### Recorded data
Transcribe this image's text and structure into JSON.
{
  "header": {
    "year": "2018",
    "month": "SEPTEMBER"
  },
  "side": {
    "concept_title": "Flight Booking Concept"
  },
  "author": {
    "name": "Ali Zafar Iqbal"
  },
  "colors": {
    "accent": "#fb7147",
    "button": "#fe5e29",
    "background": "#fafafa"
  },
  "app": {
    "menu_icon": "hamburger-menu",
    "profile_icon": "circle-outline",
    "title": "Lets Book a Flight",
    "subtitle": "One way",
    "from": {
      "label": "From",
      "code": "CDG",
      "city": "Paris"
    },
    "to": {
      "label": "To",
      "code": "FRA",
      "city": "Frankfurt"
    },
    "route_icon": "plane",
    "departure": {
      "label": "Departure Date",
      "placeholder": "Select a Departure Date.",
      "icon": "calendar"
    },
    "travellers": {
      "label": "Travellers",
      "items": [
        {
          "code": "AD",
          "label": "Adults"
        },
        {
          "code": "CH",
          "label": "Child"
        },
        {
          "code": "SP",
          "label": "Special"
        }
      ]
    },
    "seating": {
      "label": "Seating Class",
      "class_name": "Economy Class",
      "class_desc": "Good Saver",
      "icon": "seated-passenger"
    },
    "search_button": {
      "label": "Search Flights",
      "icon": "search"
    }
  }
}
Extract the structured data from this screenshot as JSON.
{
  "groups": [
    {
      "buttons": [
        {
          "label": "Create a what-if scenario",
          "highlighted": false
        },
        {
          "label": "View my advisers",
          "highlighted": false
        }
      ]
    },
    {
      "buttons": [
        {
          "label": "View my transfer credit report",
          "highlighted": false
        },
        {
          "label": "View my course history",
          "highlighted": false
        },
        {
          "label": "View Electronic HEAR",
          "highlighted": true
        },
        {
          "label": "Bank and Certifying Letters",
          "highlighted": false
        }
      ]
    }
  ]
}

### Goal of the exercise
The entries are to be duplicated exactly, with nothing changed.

### Your solution
Transcribe this image's text and structure into JSON.
{
  "header": {
    "year": "2018",
    "month": "SEPTEMBER"
  },
  "side": {
    "concept_title": "Flight Booking Concept"
  },
  "author": {
    "name": "Ali Zafar Iqbal"
  },
  "colors": {
    "accent": "#fb7147",
    "button": "#fe5e29",
    "background": "#fafafa"
  },
  "app": {
    "menu_icon": "hamburger-menu",
    "profile_icon": "circle-outline",
    "title": "Lets Book a Flight",
    "subtitle": "One way",
    "from": {
      "label": "From",
      "code": "CDG",
      "city": "Paris"
    },
    "to": {
      "label": "To",
      "code": "FRA",
      "city": "Frankfurt"
    },
    "route_icon": "plane",
    "departure": {
      "label": "Departure Date",
      "placeholder": "Select a Departure Date.",
      "icon": "calendar"
    },
    "travellers": {
      "label": "Travellers",
      "items": [
        {
          "code": "AD",
          "label": "Adults"
        },
        {
          "code": "CH",
          "label": "Child"
        },
        {
          "code": "SP",
          "label": "Special"
        }
      ]
    },
    "seating": {
      "label": "Seating Class",
      "class_name": "Economy Class",
      "class_desc": "Good Saver",
      "icon": "seated-passenger"
    },
    "search_button": {
      "label": "Search Flights",
      "icon": "search"
    }
  }
}
Extract the structured data from this screenshot as JSON.
{
  "groups": [
    {
      "buttons": [
        {
          "label": "Create a what-if scenario",
          "highlighted": false
        },
        {
          "label": "View my advisers",
          "highlighted": false
        }
      ]
    },
    {
      "buttons": [
        {
          "label": "View my transfer credit report",
          "highlighted": false
        },
        {
          "label": "View my course history",
          "highlighted": false
        },
        {
          "label": "View Electronic HEAR",
          "highlighted": true
        },
        {
          "label": "Bank and Certifying Letters",
          "highlighted": false
        }
      ]
    }
  ]
}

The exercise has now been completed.